For many of us, museums can be a relatively rare pleasure – even if we live in a cultural hub like Washington. They are an escape from reality and mundanity – a chance to reflect deeply on art and meaning.
For some, however, they are the backdrop of daily life. The Guard, debuting this week at Ford’s Theatre in conjunction with the Washington region’s Women’s Voices Theater Festival, takes a look at the often overlooked world of a group of people with a very unique view of museums and art – the guards charged with protecting them.
You’ve seen them. Often silent and stone-faced, on their feet all day, standing in the shadow of priceless works of artistry. But who are they really?
Playwright Jessica Dickey (The Amish Project) was inspired by a chance encounter with a guard at the National Gallery in London. “I thought a lot about the type of person that was drawn to that job – the dichotomy of those who protect the art and those who protect the building,” she said. “The entire subculture was fascinating.”
The Guard has already received accolades before its first performance on September 25th. Dickey has been named a recipient of the National Theater Conference’s 2015 Barrie and Bernice Stavis Award, given annually to outstanding emerging playwrights.
“To be frank, I was utterly delighted and thrilled,” Dickey said of the honor. “That was an incredibly competitive process, full of plays I admire. I felt giddy. It feels like the play already has gathered its family and already found people who believe in it – that’s a very rare treat.”
“There’s always a subtle but interesting difference between writers and writers who also act, like Jessica,” said director Sharon Ott, a professor at the Savannah College of Art and Design and the former Artistic Director of Berkeley Repertory Theater. “I love working with writers like her who really understand actors. It has been a really good partnership.”
In the play, the title character breaks the ultimate art taboo and dares to touch a famous Rembrandt – plunging him into a remarkable journey through time that brings him face to face with artistic geniuses across the ages.
“As a practicing artist, I loved the central idea – the sense that art lives long and people live short,” Ott said. “Our lives may be impermanent, but we have the opportunity as artists to work on some of these works of art. I’ve directed King Lear, for example, and I just love to work on plays that have a long past. We are all trying to add to that canon through our work.”
September 25 – October 18, 2015
511 10th St, NW
Washington, DC 20004
Tuesdays thru Sundays
Tickets: $20 – $62
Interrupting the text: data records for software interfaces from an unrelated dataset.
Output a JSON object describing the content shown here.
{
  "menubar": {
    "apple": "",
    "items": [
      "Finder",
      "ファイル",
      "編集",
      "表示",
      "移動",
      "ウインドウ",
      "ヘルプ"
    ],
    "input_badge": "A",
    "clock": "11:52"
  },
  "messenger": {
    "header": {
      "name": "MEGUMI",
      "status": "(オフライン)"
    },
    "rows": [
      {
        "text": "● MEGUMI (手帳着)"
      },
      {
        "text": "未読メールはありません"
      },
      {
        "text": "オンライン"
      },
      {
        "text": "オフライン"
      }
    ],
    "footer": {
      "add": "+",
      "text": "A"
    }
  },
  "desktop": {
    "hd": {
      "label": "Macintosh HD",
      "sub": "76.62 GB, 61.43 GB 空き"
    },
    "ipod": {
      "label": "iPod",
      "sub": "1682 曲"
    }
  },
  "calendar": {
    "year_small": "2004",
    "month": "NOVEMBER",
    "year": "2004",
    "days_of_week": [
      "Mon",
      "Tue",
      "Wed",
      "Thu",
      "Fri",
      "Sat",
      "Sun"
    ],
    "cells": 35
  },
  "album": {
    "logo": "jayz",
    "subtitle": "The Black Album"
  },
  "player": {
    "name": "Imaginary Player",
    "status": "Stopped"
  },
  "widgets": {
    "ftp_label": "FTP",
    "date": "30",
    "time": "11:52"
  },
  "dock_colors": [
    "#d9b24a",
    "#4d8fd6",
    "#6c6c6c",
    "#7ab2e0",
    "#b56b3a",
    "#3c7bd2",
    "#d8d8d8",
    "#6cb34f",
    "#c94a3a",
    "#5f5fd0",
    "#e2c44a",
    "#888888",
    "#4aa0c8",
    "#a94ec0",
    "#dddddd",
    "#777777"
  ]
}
Dickey and Ott took full advantage of their location, going on a number of “dates” to sites like the National Gallery and other theater venues. “DC really has a buffet of interesting things to say about the markers of our past and how they define who we are in terms of civilization,” Dickey said. “The city is kind of a living testament to that idea.”
The cast includes Tim Getman, Mitchell Hébert, Josh Sticklin, Kathryn Tkel, and Craig Wallace. The Guard was commissioned by Ford’s Theater, where it will run September 25th through October 18th.